Barnhart prides itself on keeping jobs on schedule, but sometimes Mother Nature trumps all our careful planning.
Such was the case recently when Barnhart was hired by BP to move a knock out drum (KO) to a refinery in Ohio. The KO drum, which weighed around 220,000 lbs. was 72 feet long, 18 feet tall and 21 feet wide.
The project started in December at the Port of Catoosa in Oklahoma and would end at the Port of Toledo in Ohio. Barnhart loaded the drum into a hopper barge to be transported by the river system to Chicago. The low profile barge was required in order to pass under one of the bridges along the route. But since it could only be used for inland waterway transportation, the cargo would have to be transferred to another barge to complete its journey.

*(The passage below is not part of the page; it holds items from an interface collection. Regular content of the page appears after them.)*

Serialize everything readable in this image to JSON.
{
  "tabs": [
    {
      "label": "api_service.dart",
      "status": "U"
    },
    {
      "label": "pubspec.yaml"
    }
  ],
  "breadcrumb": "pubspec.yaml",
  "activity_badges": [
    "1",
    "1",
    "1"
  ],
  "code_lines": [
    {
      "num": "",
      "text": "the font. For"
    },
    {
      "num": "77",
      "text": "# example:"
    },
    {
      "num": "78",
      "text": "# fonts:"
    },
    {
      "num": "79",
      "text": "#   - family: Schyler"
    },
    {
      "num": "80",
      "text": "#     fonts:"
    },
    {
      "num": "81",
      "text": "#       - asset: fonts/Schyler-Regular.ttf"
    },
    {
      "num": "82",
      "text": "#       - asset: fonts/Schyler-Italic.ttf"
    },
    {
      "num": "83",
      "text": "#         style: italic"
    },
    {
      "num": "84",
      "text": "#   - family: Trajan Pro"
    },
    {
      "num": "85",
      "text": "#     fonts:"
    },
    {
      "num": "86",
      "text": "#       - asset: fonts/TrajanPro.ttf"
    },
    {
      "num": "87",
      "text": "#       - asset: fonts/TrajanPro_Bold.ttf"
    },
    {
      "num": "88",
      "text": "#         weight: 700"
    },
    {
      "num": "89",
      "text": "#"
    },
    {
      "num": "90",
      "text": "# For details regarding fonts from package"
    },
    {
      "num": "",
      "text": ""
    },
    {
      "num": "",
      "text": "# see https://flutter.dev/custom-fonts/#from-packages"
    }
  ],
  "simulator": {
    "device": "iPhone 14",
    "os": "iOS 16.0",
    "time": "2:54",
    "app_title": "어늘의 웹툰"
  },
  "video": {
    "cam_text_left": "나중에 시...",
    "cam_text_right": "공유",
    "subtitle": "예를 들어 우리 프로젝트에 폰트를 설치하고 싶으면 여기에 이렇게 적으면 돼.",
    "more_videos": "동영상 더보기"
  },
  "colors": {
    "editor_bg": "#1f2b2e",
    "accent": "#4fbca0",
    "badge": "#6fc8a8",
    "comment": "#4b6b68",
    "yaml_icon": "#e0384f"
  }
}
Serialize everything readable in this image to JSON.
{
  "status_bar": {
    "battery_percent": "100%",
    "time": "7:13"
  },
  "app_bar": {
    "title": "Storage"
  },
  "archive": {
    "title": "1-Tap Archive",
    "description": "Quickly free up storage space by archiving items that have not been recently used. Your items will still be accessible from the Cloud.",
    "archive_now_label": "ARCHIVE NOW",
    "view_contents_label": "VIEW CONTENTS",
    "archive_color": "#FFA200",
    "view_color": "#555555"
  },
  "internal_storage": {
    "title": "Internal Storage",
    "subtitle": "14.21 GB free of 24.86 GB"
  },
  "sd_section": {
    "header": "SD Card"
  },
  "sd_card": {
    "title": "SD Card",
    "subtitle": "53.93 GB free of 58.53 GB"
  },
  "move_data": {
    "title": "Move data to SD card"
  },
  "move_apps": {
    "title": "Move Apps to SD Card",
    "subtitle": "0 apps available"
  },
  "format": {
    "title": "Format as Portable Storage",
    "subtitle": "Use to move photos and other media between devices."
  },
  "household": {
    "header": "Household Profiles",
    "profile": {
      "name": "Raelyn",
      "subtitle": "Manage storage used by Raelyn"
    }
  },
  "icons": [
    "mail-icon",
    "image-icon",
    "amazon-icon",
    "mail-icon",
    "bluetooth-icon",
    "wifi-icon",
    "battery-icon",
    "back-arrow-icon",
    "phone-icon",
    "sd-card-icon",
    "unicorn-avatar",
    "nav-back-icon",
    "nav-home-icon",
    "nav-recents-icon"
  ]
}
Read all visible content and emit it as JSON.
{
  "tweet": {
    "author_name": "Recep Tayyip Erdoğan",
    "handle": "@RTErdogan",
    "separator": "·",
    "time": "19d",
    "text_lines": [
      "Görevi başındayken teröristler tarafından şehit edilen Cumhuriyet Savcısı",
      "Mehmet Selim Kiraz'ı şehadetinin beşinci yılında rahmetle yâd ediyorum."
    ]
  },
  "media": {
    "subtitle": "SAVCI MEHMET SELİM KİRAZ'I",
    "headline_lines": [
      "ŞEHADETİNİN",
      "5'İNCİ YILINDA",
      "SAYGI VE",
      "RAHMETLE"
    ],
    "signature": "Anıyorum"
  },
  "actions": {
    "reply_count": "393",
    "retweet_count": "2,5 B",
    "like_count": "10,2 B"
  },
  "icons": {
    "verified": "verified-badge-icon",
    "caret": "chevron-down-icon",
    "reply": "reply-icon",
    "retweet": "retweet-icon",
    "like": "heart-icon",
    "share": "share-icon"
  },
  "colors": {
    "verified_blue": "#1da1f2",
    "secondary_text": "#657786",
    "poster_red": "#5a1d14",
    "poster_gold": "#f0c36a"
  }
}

The barge got to Chicago on New Year’s Day. The KO drum was offloaded and loaded onto an ABS certified Barnhart deck barge for transport to Toledo with a 550 ton DeMag TC 3000 lattice boom crane. That’s where the plan hit a snag.
The barge was accompanied by two commercial tugs, but once it reached the Straits of Mackinac, the narrow waterway that connects Lake Michigan and Lake Huron, it was stopped by ice. The straits and parts of the lakes were frozen solid due to the extreme temperatures produced by the polar vortex.
To keep shipping channels open, the Coast Guard had brought in ice cutters, heavy ships with thick, reinforced hulls and polar ice-breaking bows. The ice cutters clear a track in the ice, which can be up to a foot thick, and escort a ship through the passageway. Ships have to be scheduled, and communication and timing are essential because the track closes and freezes up quickly after the ice cutter goes through.
It was a new experience for veteran Barnhart project manager Dan Webb. “This was the first time we’ve had to use ice cutters. It was challenging because it required a lot of coordination with the Coast Guard. We were not the only ship, so we had to wait our turn.” Communication with the client was also important as BP was kept apprised of the status of the project.
While the delay added a significant amount of time to the original schedule, the barge was escorted through the ice and safely reached the Port of Toledo on January 19.